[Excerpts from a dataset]
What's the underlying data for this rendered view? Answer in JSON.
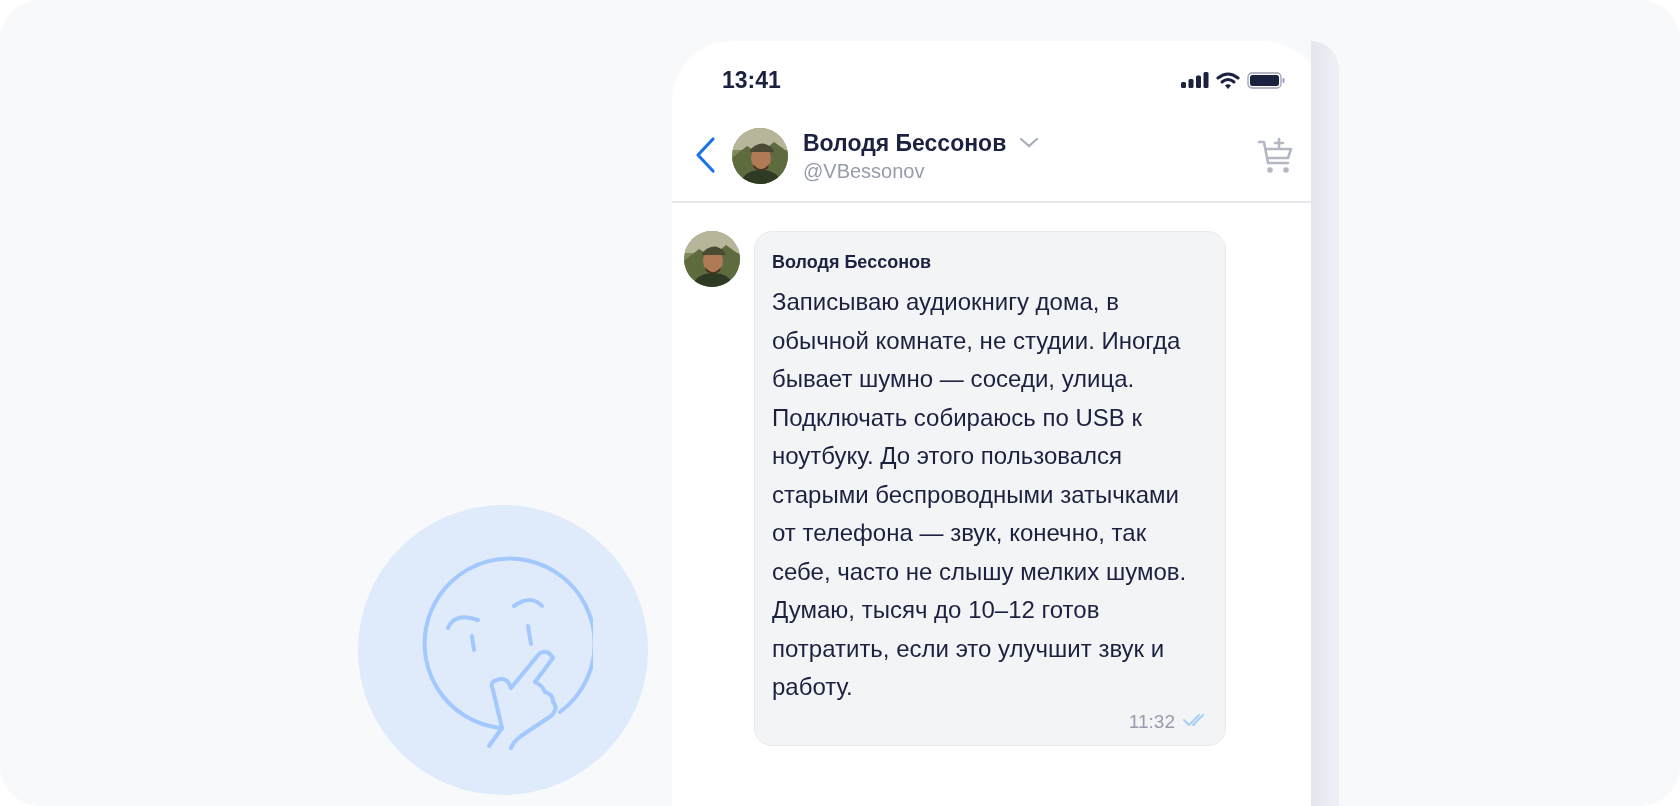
{
  "status_bar": {
    "time": "13:41"
  },
  "header": {
    "name": "Володя Бессонов",
    "handle": "@VBessonov"
  },
  "messages": [
    {
      "sender": "Володя Бессонов",
      "text": "Записываю аудиокнигу дома, в обычной комнате, не студии. Иногда бывает шумно — соседи, улица. Подключать собираюсь по USB к ноутбуку. До этого пользовался старыми беспроводными затычками от телефона — звук, конечно, так себе, часто не слышу мелких шумов. Думаю, тысяч до 10–12 готов потратить, если это улучшит звук и работу.",
      "time": "11:32",
      "read": true
    }
  ]
}
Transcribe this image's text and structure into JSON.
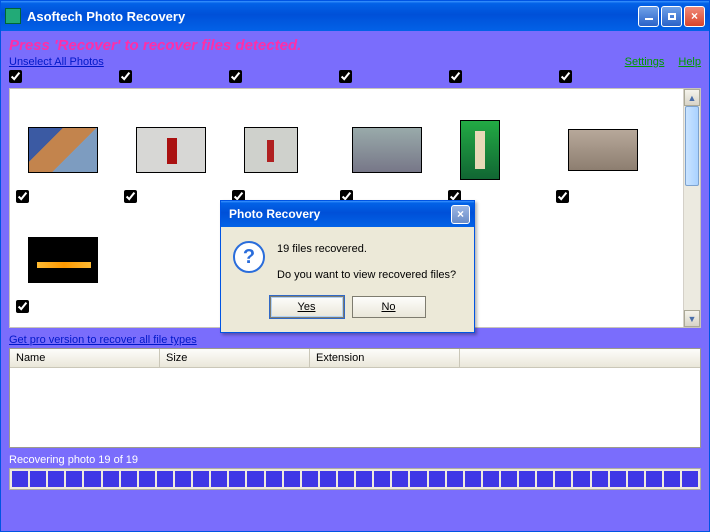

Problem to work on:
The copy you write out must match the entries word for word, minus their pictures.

Solution to this exercise:
What's the underlying data for this rendered view? Answer in JSON.
{
  "status_bar": {
    "time": "13:41"
  },
  "header": {
    "name": "Володя Бессонов",
    "handle": "@VBessonov"
  },
  "messages": [
    {
      "sender": "Володя Бессонов",
      "text": "Записываю аудиокнигу дома, в обычной комнате, не студии. Иногда бывает шумно — соседи, улица. Подключать собираюсь по USB к ноутбуку. До этого пользовался старыми беспроводными затычками от телефона — звук, конечно, так себе, часто не слышу мелких шумов. Думаю, тысяч до 10–12 готов потратить, если это улучшит звук и работу.",
      "time": "11:32",
      "read": true
    }
  ]
}
Transcribe this image's text and structure into JSON.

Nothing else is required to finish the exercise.